“My family could only afford to send my brothers to school — I remember sitting with my older brother’s books after he’d done his homework, absorbing everything I could. When my father died, my brother took over as the head of the family, working my father’s job as a guard. I had to help out, so I looked for a job as a housemaid. I was hired by a lady whose only condition was that I learned how to stitch — she said I’d need other skills if I wanted to make something of myself. I began earning well and dreamt of becoming a designer.
In 2002, my sister had a miscarriage — my mother and I went to visit her. There, I met my sister’s brother-in-law. We didn’t know each other that well, but he proposed to me. I was only 16, not ready to get married, and was weirded out by this guy. He would corner me — I didn’t know why he was so insistent. I refused and so did my mother…
One day, he kept walking in and out of the room… I was uncomfortable so I went outside. That’s when he threw something hot at me and said, ‘if I can’t have you, no-one can’. I thought he threw hot water on me — but I only remember screaming. Men around came rushing towards me and brought water to wash me, but the burning didn’t stop. I don’t remember much — I was in and out of consciousness.
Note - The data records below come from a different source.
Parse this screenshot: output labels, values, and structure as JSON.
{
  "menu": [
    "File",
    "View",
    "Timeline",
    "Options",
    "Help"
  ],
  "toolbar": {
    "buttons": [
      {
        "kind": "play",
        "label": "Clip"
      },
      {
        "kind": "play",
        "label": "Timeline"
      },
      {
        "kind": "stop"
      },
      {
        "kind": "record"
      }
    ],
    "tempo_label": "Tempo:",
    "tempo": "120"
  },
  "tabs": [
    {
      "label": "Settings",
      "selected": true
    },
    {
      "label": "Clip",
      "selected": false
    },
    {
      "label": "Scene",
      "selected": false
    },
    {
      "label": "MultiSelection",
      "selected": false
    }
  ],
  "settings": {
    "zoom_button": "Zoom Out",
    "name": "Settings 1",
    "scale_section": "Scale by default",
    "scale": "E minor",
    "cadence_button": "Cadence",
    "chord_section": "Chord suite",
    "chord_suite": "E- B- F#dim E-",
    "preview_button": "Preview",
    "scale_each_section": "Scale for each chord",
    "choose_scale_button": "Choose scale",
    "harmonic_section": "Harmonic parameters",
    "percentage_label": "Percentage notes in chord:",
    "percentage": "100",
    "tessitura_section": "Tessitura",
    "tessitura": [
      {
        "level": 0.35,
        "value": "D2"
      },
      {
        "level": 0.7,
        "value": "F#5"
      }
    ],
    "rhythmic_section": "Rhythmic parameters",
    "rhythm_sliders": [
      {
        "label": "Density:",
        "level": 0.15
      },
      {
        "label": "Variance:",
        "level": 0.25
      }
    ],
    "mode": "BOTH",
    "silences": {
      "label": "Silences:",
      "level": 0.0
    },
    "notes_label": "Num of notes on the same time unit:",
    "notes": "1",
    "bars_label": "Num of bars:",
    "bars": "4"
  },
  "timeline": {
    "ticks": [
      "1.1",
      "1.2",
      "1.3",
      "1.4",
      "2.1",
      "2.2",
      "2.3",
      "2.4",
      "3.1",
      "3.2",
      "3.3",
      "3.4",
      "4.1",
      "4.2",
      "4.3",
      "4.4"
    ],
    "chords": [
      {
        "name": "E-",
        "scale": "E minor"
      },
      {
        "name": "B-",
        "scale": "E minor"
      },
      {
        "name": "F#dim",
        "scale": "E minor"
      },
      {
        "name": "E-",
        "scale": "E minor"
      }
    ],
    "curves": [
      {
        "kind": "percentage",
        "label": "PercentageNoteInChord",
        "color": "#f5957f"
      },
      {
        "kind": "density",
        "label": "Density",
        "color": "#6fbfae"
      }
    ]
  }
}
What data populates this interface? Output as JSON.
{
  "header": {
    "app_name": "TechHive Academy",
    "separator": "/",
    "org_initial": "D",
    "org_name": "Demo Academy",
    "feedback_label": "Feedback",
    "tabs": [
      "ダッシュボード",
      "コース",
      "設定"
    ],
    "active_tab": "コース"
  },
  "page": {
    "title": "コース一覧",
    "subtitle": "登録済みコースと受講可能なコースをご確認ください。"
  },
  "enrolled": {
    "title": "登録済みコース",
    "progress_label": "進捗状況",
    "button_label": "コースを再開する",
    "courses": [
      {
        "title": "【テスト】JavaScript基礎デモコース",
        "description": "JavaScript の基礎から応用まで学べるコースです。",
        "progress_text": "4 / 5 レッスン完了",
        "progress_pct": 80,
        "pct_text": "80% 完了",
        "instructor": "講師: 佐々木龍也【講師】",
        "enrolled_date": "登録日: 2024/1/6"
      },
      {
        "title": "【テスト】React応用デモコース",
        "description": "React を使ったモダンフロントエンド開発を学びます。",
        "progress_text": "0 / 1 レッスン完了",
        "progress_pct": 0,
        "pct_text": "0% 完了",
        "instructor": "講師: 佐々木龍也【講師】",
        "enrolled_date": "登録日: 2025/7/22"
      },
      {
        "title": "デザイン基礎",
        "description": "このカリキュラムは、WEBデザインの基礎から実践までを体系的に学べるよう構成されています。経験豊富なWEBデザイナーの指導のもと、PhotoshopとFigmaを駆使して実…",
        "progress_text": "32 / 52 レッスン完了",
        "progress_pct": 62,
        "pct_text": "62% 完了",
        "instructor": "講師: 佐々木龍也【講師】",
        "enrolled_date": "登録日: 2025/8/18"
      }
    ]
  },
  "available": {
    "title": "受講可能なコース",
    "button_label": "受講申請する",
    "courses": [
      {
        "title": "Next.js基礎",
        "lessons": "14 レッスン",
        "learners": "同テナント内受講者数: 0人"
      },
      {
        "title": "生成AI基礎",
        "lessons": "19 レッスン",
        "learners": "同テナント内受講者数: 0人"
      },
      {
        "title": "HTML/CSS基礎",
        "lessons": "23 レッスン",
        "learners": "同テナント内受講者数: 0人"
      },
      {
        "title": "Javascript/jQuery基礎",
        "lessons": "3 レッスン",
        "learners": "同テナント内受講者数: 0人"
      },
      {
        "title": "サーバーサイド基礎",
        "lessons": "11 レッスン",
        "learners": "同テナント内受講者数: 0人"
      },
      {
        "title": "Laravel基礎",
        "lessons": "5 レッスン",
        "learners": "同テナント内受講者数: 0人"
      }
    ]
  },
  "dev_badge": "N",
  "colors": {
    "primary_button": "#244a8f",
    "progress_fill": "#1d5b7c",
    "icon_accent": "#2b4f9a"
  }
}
The men didn’t want to take me to the hospital — they were afraid that they would get into trouble with the police. It was my mother who finally took me to the hospital by rickshaw. By the time we got there, we were told we had to wait until morning because it was late. They kept me in an isolation ward because I was screaming the whole night.
The next 3 years were about surgeries, anesthesia, and different treatments. People would tell my family that there was no point spending money on me and that I was ruining the family name — but my brother and mother never left my side, even when I went for rehabilitation.
I was getting better and wanted a regular life, I wanted to be normal… I wanted to get married, but I didn’t have hope. After a lot of rejected meetings, I met my ex-husband in 2010. We got married soon after; but turns out, he wanted to marry me only so my brother could financially support him too. However, the light in that marriage was my son, my pride and joy!
Finding a job seemed impossible, but in 2014, I was reading the newspaper and found an article about a restaurant that hired survivors of acid attacks. I took a few weeks to reach out and since then it’s been a dream. Working at Sheroes has given me a platform to share my story with the world, it has given me a community of incredible women.
I’ve gone from being afraid of going out, or covering my face, to wearing jeans and a t-shirt. I’m financially independent and providing for my son. When sometimes his friends make fun of me, he tells them all how I’m a survivor — and that right there is my validation. So every time I look in the mirror, that’s what I see — a mother, a survivor, a warrior… everything but a victim.”
Post Courtesy: Humans of Bombay